What you will do
How many lines in the entries below include the word "constraint"? Respond with the number only.

(Data extracted from a collection)
::::::

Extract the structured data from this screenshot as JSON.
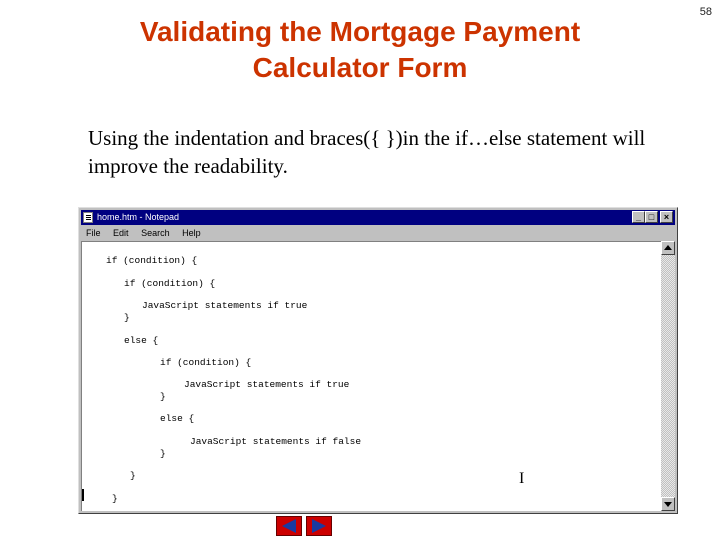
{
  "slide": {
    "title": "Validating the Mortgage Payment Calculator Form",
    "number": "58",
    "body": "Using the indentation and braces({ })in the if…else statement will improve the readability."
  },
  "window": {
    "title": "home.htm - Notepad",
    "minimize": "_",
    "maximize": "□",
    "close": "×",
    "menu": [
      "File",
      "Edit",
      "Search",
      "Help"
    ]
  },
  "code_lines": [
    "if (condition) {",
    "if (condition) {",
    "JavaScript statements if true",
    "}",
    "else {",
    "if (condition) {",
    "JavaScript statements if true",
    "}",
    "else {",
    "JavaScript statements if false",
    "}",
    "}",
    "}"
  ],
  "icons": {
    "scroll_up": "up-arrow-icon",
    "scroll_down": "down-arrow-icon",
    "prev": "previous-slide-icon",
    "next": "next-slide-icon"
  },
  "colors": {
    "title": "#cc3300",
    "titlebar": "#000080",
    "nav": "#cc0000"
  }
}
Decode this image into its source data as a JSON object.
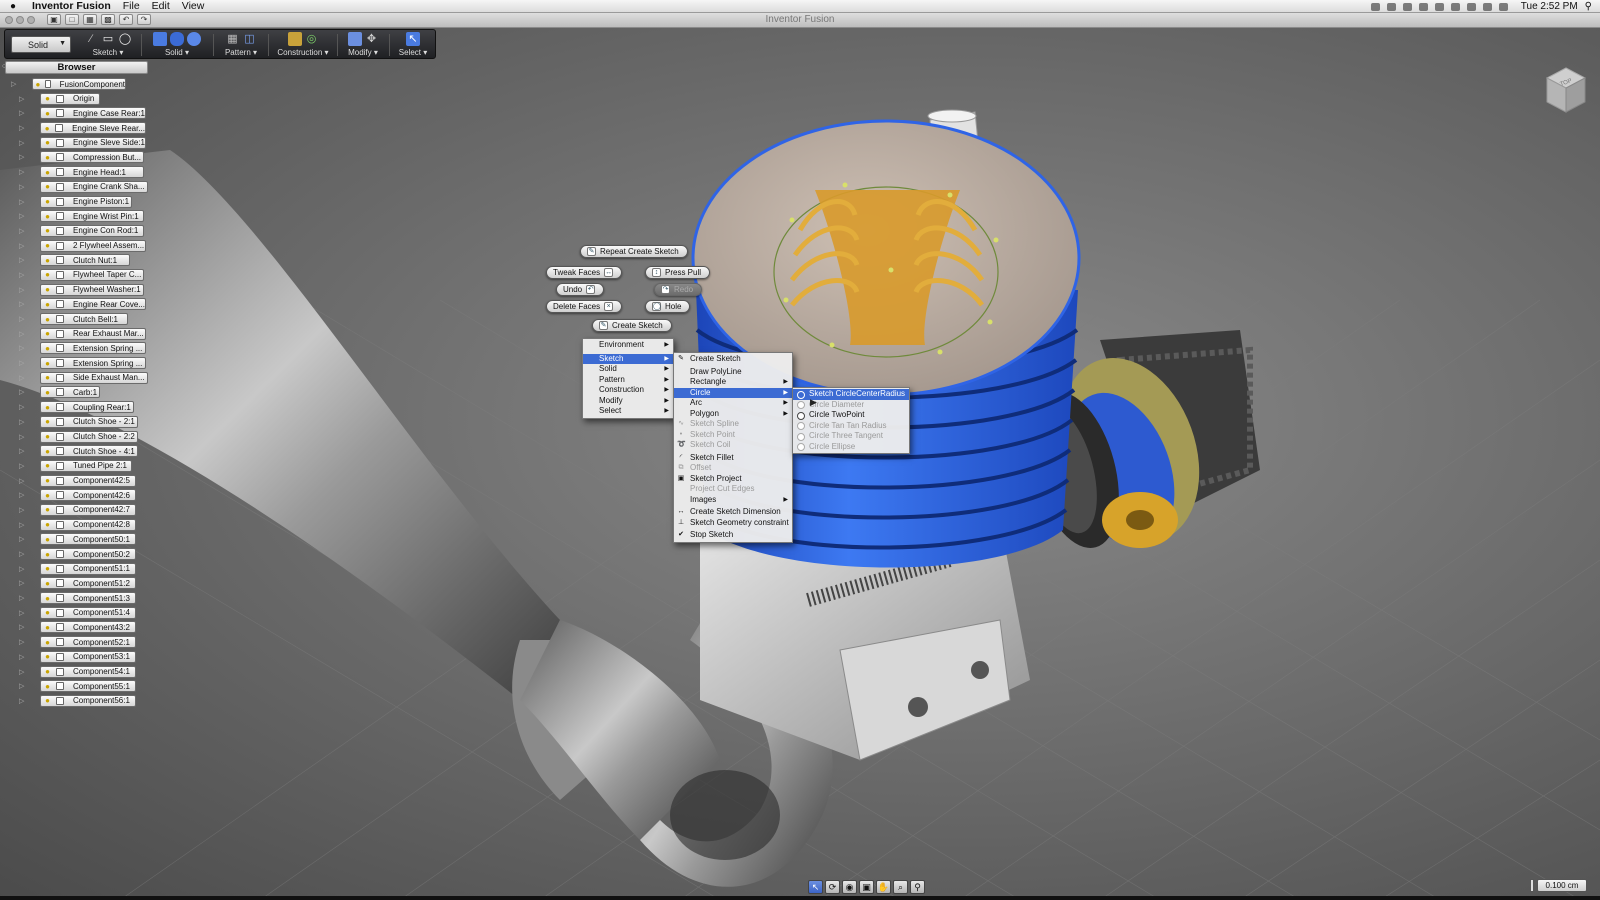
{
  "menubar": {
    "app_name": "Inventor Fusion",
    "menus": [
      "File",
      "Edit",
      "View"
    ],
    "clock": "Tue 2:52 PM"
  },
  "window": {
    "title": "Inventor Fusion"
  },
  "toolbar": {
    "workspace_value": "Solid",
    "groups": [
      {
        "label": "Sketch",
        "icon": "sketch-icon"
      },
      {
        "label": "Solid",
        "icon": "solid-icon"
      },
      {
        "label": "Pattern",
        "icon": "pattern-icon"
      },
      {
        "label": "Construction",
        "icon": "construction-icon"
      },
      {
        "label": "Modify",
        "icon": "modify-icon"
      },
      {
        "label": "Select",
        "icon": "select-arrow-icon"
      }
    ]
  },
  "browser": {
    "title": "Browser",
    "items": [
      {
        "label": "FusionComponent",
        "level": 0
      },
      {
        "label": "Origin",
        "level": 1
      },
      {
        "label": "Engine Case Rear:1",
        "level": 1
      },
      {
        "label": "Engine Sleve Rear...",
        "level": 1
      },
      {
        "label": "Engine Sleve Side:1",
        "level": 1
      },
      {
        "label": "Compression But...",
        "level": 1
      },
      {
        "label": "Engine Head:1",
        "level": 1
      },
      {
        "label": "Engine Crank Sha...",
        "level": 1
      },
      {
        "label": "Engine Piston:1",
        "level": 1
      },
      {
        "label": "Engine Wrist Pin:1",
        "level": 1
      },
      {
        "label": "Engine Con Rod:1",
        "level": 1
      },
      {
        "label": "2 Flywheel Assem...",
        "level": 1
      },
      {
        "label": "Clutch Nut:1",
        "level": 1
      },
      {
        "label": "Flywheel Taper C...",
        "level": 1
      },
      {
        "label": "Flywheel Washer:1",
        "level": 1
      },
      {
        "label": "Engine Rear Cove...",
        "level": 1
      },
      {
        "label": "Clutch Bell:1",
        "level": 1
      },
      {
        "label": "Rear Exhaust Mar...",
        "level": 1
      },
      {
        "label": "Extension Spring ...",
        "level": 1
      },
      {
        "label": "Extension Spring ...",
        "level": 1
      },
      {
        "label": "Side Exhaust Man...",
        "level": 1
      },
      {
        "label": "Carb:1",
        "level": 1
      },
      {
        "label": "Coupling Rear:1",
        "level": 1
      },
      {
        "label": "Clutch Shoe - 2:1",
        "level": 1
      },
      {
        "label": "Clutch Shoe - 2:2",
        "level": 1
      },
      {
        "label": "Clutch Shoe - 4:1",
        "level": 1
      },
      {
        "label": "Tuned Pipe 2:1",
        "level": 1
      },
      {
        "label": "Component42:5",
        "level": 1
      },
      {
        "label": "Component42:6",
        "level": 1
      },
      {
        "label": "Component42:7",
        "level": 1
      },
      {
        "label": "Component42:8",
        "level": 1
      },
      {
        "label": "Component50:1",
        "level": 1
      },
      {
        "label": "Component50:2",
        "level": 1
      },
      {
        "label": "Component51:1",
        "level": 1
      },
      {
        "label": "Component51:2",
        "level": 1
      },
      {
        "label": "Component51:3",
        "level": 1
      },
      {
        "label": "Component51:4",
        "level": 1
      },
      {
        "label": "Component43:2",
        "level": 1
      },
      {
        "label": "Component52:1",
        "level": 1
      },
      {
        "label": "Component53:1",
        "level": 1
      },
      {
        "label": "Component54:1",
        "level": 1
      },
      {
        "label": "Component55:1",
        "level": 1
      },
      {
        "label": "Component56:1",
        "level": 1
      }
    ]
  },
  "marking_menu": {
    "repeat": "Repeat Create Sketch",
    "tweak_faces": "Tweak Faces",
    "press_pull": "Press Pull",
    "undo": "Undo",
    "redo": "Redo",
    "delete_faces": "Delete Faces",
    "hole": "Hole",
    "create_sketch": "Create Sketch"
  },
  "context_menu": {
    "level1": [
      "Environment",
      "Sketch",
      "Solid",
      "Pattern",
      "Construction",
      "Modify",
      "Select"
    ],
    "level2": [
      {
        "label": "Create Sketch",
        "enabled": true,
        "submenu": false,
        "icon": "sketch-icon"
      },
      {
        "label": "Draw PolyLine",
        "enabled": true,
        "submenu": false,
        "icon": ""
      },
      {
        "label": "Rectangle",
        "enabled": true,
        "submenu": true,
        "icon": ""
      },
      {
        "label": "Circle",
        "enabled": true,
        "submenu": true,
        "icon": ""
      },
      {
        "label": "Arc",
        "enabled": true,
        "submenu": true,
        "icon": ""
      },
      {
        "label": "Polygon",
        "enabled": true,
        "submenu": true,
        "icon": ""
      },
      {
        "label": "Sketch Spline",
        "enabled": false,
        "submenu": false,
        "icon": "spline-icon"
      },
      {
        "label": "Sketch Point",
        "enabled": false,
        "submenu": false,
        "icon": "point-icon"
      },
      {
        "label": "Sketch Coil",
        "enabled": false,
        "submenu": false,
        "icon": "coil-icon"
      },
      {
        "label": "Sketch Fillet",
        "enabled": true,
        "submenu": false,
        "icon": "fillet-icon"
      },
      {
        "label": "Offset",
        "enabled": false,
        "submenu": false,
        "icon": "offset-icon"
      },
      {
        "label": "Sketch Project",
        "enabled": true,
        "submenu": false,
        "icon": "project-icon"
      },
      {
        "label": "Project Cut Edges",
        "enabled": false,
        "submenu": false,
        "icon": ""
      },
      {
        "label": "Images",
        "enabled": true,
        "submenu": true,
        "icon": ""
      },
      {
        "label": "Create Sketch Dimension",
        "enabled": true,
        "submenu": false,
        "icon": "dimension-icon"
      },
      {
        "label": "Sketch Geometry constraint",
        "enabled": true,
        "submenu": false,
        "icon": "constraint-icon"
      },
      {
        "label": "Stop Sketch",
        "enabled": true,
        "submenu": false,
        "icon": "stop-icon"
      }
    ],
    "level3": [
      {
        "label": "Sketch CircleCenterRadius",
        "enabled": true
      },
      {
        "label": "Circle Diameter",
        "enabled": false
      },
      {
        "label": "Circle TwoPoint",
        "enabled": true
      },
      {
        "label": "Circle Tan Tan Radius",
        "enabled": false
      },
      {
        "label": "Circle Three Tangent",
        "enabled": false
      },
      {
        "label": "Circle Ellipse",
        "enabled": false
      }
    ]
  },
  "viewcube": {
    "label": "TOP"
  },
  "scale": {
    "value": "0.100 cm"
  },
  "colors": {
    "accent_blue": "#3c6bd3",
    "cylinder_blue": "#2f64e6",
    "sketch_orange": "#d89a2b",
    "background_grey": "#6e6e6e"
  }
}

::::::

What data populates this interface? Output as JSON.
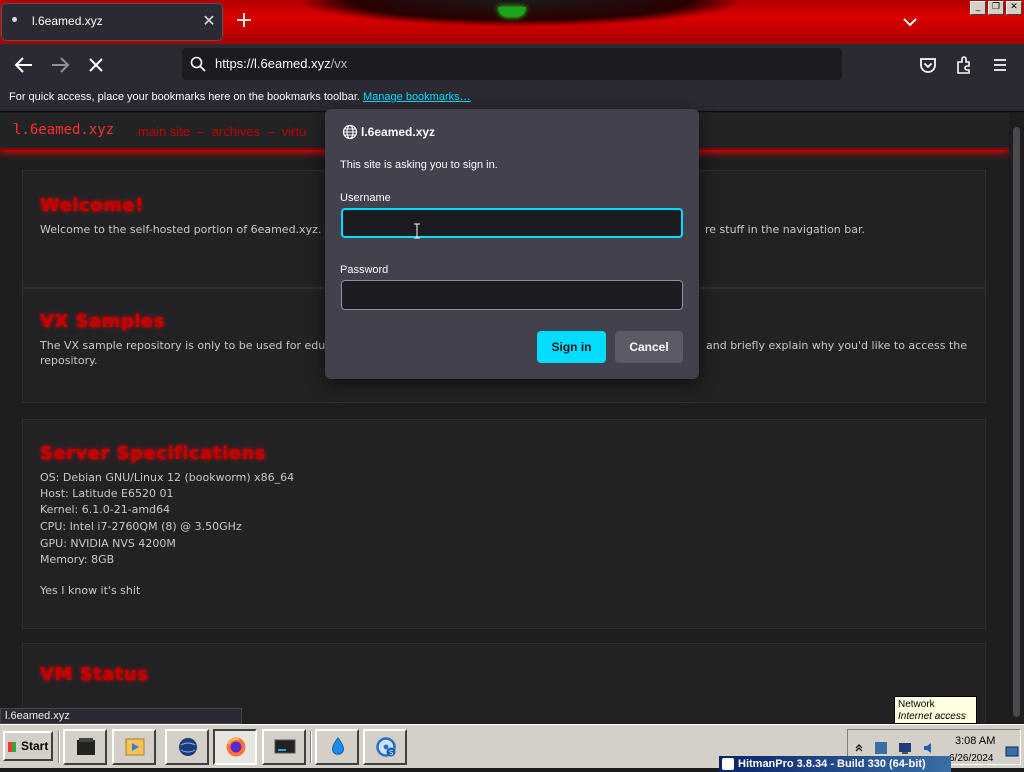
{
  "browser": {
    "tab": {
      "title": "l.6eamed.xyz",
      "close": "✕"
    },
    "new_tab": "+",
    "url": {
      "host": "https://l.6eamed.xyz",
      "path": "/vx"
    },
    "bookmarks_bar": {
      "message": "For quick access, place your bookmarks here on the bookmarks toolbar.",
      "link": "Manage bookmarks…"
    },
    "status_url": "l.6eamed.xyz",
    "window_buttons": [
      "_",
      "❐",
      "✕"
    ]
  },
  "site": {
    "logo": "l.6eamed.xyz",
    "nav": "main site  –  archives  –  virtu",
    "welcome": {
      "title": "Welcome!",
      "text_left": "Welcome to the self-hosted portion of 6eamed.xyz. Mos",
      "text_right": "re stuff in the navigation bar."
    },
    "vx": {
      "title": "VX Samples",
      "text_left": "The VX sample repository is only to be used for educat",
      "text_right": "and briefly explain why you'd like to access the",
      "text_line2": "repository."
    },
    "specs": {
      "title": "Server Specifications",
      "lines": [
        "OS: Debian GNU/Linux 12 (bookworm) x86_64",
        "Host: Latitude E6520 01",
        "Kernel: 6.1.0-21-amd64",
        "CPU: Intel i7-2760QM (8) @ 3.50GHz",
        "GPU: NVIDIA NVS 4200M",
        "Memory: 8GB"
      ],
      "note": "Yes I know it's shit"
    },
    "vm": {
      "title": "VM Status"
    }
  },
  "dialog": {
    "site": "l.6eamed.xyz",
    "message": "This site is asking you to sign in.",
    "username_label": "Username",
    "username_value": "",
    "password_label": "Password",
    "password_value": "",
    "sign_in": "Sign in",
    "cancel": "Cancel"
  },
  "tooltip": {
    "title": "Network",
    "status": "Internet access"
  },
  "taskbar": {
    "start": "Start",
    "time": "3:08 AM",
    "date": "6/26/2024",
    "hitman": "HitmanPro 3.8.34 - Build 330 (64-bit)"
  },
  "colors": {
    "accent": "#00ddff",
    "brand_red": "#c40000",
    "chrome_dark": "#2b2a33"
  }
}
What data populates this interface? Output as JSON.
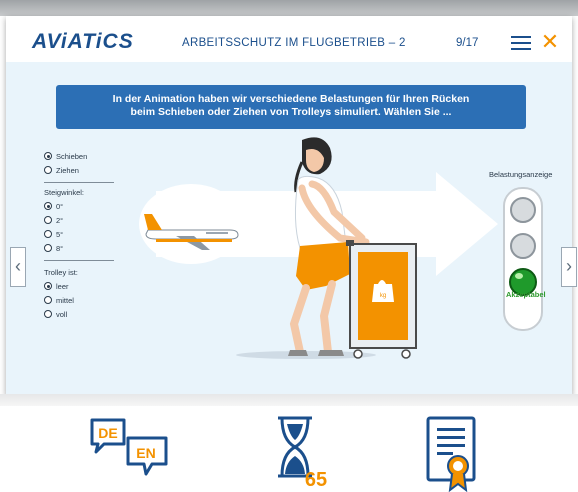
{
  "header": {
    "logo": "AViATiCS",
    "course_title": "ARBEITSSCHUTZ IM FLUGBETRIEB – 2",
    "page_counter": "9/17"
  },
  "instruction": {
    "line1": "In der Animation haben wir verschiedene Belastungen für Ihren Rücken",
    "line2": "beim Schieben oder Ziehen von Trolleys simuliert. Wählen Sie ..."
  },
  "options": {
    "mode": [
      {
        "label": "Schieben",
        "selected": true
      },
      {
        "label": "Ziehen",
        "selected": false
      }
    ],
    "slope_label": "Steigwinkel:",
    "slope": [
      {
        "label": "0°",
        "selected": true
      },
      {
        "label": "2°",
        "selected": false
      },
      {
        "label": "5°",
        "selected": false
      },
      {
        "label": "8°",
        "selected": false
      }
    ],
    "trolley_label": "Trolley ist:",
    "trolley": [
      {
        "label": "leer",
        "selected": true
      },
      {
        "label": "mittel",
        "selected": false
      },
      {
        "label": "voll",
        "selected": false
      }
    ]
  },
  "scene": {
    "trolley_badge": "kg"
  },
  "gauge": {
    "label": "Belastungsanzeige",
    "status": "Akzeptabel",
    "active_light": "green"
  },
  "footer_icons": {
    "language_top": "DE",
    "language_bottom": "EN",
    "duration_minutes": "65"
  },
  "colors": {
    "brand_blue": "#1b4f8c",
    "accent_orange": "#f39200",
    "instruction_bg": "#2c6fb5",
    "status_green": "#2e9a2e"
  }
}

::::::

Problem solution
2